Prairie Hybrids becomes go-to source for non-GMO seed
“In 2000, we were approached by GMO technology providers about licensing GM seed,” said Gilbert, Hostetler’s grandson and now co-owner, with his brother Rodney, of Prairie Hybrids, a family-owned corn seed company in Deer Grove, Illinois.
This was in the days when Monsanto and other biotechnology companies were purchasing small seed companies, while others were driven out of business.
“My grandfather attended three meetings about licensing GM seed and after the third meeting he said: ‘They want to control the small seed companies. Farmers can no longer plant what they want. It’s too binding, they will control our destiny, and I can’t see us going down that road,’” Gilbert said.
With that, Prairie Hybrids refused to sell genetically modified corn seed.
“Go-to place for non-GMO seed”
Initially, Gilbert was concerned their business wouldn’t survive.
“We had customers who had previously purchased semi loads of seed walk out the door,” he said. “We joked about getting jobs as greeters at Wal-Mart.”
Gilbert consulted with a seed industry expert who encouraged them to focus on selling non-GMO seed.
“He said there will be a need for small seed companies that remain independent and stay non-GMO to supply the farmers that won’t grow GMOs,” he said. “We had to find a niche.”
The consultant also said that if GMO labels became a requirement then “the GMO party is over,” Gilbert said.
Prairie Hybrids focused on producing non-GMO corn seed, and today the company is reaping the rewards in the fast-growing non-GMO market.
“We saw big potential in non-GMO corn seed,” Gilbert said. “We are looked upon as the go-to place for non-GMO corn seed.”
Prairie Hybrids’ location in northwestern Illinois is ideal for seed production. An underground aquifer runs from Lake Michigan through central Illinois to the Mississippi River. As a result, Prairie Hybrids can use water from the aquifer to irrigate their fields when there is a drought. Larger seed companies also grow corn for seed in this region.
“There is good drainage and irrigation here,” Gilbert said.
Prairie Hybrids grows non-GMO corn for seed on about 1000 acres. They also contract farmers in the area to produce seed.
Prairie Hybrids also produces organic corn seed; about 15 to 20 percent of their seed production is organic.
The seed is cleaned and conditioned at the company’s Deer Grove facility. Over the past 10 years they’ve added new equipment, including a new drying facility.
“The new equipment has helped us produce the highest quality possible,” Gilbert said.
Their seed is not treated with neonicotinoids, the insecticidal seed coating that has been linked to bee deaths. Gilbert said they stopped using neonics after some employees got sick from handling them. Also, the lack of neonicotinoids on the seed has not resulted in any yield drag in the corn, according to Prairie Hybrids’ customers.
Every seed lot is tested for genetically modified material using lateral flow “strip” tests and DNA-based PCR tests. Samples are taken and tested when corn is harvested and again when the seed is processed and bagged.

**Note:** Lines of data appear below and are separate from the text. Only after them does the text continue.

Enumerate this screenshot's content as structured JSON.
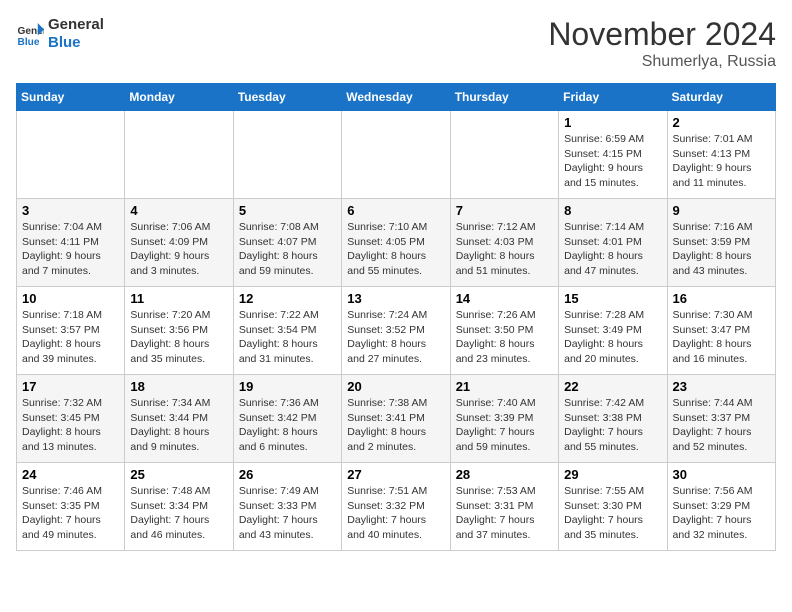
{
  "logo": {
    "line1": "General",
    "line2": "Blue"
  },
  "header": {
    "month": "November 2024",
    "location": "Shumerlya, Russia"
  },
  "weekdays": [
    "Sunday",
    "Monday",
    "Tuesday",
    "Wednesday",
    "Thursday",
    "Friday",
    "Saturday"
  ],
  "weeks": [
    [
      {
        "day": "",
        "info": ""
      },
      {
        "day": "",
        "info": ""
      },
      {
        "day": "",
        "info": ""
      },
      {
        "day": "",
        "info": ""
      },
      {
        "day": "",
        "info": ""
      },
      {
        "day": "1",
        "info": "Sunrise: 6:59 AM\nSunset: 4:15 PM\nDaylight: 9 hours and 15 minutes."
      },
      {
        "day": "2",
        "info": "Sunrise: 7:01 AM\nSunset: 4:13 PM\nDaylight: 9 hours and 11 minutes."
      }
    ],
    [
      {
        "day": "3",
        "info": "Sunrise: 7:04 AM\nSunset: 4:11 PM\nDaylight: 9 hours and 7 minutes."
      },
      {
        "day": "4",
        "info": "Sunrise: 7:06 AM\nSunset: 4:09 PM\nDaylight: 9 hours and 3 minutes."
      },
      {
        "day": "5",
        "info": "Sunrise: 7:08 AM\nSunset: 4:07 PM\nDaylight: 8 hours and 59 minutes."
      },
      {
        "day": "6",
        "info": "Sunrise: 7:10 AM\nSunset: 4:05 PM\nDaylight: 8 hours and 55 minutes."
      },
      {
        "day": "7",
        "info": "Sunrise: 7:12 AM\nSunset: 4:03 PM\nDaylight: 8 hours and 51 minutes."
      },
      {
        "day": "8",
        "info": "Sunrise: 7:14 AM\nSunset: 4:01 PM\nDaylight: 8 hours and 47 minutes."
      },
      {
        "day": "9",
        "info": "Sunrise: 7:16 AM\nSunset: 3:59 PM\nDaylight: 8 hours and 43 minutes."
      }
    ],
    [
      {
        "day": "10",
        "info": "Sunrise: 7:18 AM\nSunset: 3:57 PM\nDaylight: 8 hours and 39 minutes."
      },
      {
        "day": "11",
        "info": "Sunrise: 7:20 AM\nSunset: 3:56 PM\nDaylight: 8 hours and 35 minutes."
      },
      {
        "day": "12",
        "info": "Sunrise: 7:22 AM\nSunset: 3:54 PM\nDaylight: 8 hours and 31 minutes."
      },
      {
        "day": "13",
        "info": "Sunrise: 7:24 AM\nSunset: 3:52 PM\nDaylight: 8 hours and 27 minutes."
      },
      {
        "day": "14",
        "info": "Sunrise: 7:26 AM\nSunset: 3:50 PM\nDaylight: 8 hours and 23 minutes."
      },
      {
        "day": "15",
        "info": "Sunrise: 7:28 AM\nSunset: 3:49 PM\nDaylight: 8 hours and 20 minutes."
      },
      {
        "day": "16",
        "info": "Sunrise: 7:30 AM\nSunset: 3:47 PM\nDaylight: 8 hours and 16 minutes."
      }
    ],
    [
      {
        "day": "17",
        "info": "Sunrise: 7:32 AM\nSunset: 3:45 PM\nDaylight: 8 hours and 13 minutes."
      },
      {
        "day": "18",
        "info": "Sunrise: 7:34 AM\nSunset: 3:44 PM\nDaylight: 8 hours and 9 minutes."
      },
      {
        "day": "19",
        "info": "Sunrise: 7:36 AM\nSunset: 3:42 PM\nDaylight: 8 hours and 6 minutes."
      },
      {
        "day": "20",
        "info": "Sunrise: 7:38 AM\nSunset: 3:41 PM\nDaylight: 8 hours and 2 minutes."
      },
      {
        "day": "21",
        "info": "Sunrise: 7:40 AM\nSunset: 3:39 PM\nDaylight: 7 hours and 59 minutes."
      },
      {
        "day": "22",
        "info": "Sunrise: 7:42 AM\nSunset: 3:38 PM\nDaylight: 7 hours and 55 minutes."
      },
      {
        "day": "23",
        "info": "Sunrise: 7:44 AM\nSunset: 3:37 PM\nDaylight: 7 hours and 52 minutes."
      }
    ],
    [
      {
        "day": "24",
        "info": "Sunrise: 7:46 AM\nSunset: 3:35 PM\nDaylight: 7 hours and 49 minutes."
      },
      {
        "day": "25",
        "info": "Sunrise: 7:48 AM\nSunset: 3:34 PM\nDaylight: 7 hours and 46 minutes."
      },
      {
        "day": "26",
        "info": "Sunrise: 7:49 AM\nSunset: 3:33 PM\nDaylight: 7 hours and 43 minutes."
      },
      {
        "day": "27",
        "info": "Sunrise: 7:51 AM\nSunset: 3:32 PM\nDaylight: 7 hours and 40 minutes."
      },
      {
        "day": "28",
        "info": "Sunrise: 7:53 AM\nSunset: 3:31 PM\nDaylight: 7 hours and 37 minutes."
      },
      {
        "day": "29",
        "info": "Sunrise: 7:55 AM\nSunset: 3:30 PM\nDaylight: 7 hours and 35 minutes."
      },
      {
        "day": "30",
        "info": "Sunrise: 7:56 AM\nSunset: 3:29 PM\nDaylight: 7 hours and 32 minutes."
      }
    ]
  ]
}
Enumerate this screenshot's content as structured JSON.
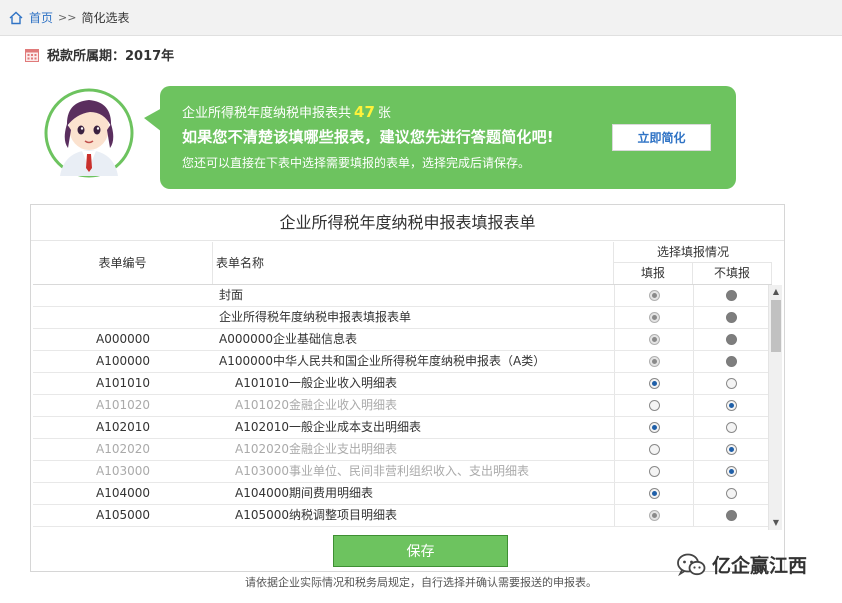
{
  "breadcrumb": {
    "home_label": "首页",
    "separator": ">>",
    "current": "简化选表"
  },
  "period": {
    "label": "税款所属期：2017年"
  },
  "bubble": {
    "line1_prefix": "企业所得税年度纳税申报表共",
    "count": "47",
    "line1_suffix": "张",
    "line2": "如果您不清楚该填哪些报表，建议您先进行答题简化吧!",
    "line3": "您还可以直接在下表中选择需要填报的表单，选择完成后请保存。",
    "simplify_button": "立即简化"
  },
  "table": {
    "title": "企业所得税年度纳税申报表填报表单",
    "headers": {
      "code": "表单编号",
      "name": "表单名称",
      "choice": "选择填报情况",
      "fill": "填报",
      "no_fill": "不填报"
    },
    "rows": [
      {
        "code": "",
        "name": "封面",
        "indent": false,
        "dim": false,
        "fill": "locked-on",
        "no_fill": "locked-off"
      },
      {
        "code": "",
        "name": "企业所得税年度纳税申报表填报表单",
        "indent": false,
        "dim": false,
        "fill": "locked-on",
        "no_fill": "locked-off"
      },
      {
        "code": "A000000",
        "name": "A000000企业基础信息表",
        "indent": false,
        "dim": false,
        "fill": "locked-on",
        "no_fill": "locked-off"
      },
      {
        "code": "A100000",
        "name": "A100000中华人民共和国企业所得税年度纳税申报表（A类）",
        "indent": false,
        "dim": false,
        "fill": "locked-on",
        "no_fill": "locked-off"
      },
      {
        "code": "A101010",
        "name": "A101010一般企业收入明细表",
        "indent": true,
        "dim": false,
        "fill": "on",
        "no_fill": "off"
      },
      {
        "code": "A101020",
        "name": "A101020金融企业收入明细表",
        "indent": true,
        "dim": true,
        "fill": "off",
        "no_fill": "on"
      },
      {
        "code": "A102010",
        "name": "A102010一般企业成本支出明细表",
        "indent": true,
        "dim": false,
        "fill": "on",
        "no_fill": "off"
      },
      {
        "code": "A102020",
        "name": "A102020金融企业支出明细表",
        "indent": true,
        "dim": true,
        "fill": "off",
        "no_fill": "on"
      },
      {
        "code": "A103000",
        "name": "A103000事业单位、民间非营利组织收入、支出明细表",
        "indent": true,
        "dim": true,
        "fill": "off",
        "no_fill": "on"
      },
      {
        "code": "A104000",
        "name": "A104000期间费用明细表",
        "indent": true,
        "dim": false,
        "fill": "on",
        "no_fill": "off"
      },
      {
        "code": "A105000",
        "name": "A105000纳税调整项目明细表",
        "indent": true,
        "dim": false,
        "fill": "locked-on",
        "no_fill": "locked-off"
      }
    ],
    "save_button": "保存"
  },
  "footnote": "请依据企业实际情况和税务局规定，自行选择并确认需要报送的申报表。",
  "watermark": {
    "text": "亿企赢江西",
    "icon": "wechat-icon"
  },
  "colors": {
    "accent_green": "#6dc35f",
    "link_blue": "#2f73c5",
    "highlight_yellow": "#fff23a"
  }
}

Prairie Hybrids’ seed meets a GMO threshold of three percent though some customers request a threshold of 1.5 percent.
“We try to accommodate,” Gilbert said.
Gilbert acknowledges that preventing GMO contamination of seed is very challenging. They will plant seed later than their neighbors to avoid cross pollination.
Having good relations with neighbors makes a difference.
“We have friendly neighbors that cooperate with us,” Gilbert said.
The demand for Prairie Hybrids non-GMO seed is strong. Sales increased 20 percent this year.
“I’m impressed with how many farmers are waking up and going back to non-GMO,” Gilbert said. “They are realizing that a $200 bag of (non-GMO) seed yields just as much or more than a $350 bag of (GM) seed.
Looking ahead, Hostetler wants to expand by building a processing facility to handle food-grade non-GMO corn.
Reports better animal health with non-GMO feed
Gilbert said farmers are seeing other benefits of growing non-GMO beyond the economics.
“Many times dairy farmers have called me to say they are seeing health problems from GMO feed and that these improve with non-GMO feed,” he says. “That happens over and over.”
Gilbert has compiled statements from dairy, livestock, and hog farmers documenting the health improvements after switching to non-GMO feed.
“I have too much evidence from too many farmers who say the same things about animal conception and digestive problems and sickness from GM feed,” Gilbert says.
Based on his experience and research, Gilbert is convinced GM foods are unhealthy for people also.
“GMOs are weakening the immune systems of children, which in turn is increasing diseases in children. The protein in the GM corn plant is killing the biology in our digestive tract,” he says.
Gilbert sees non-GMO as the future.
“When Similac (baby formula) went non-GMO, that gave me a good indication of where this is going,” he says.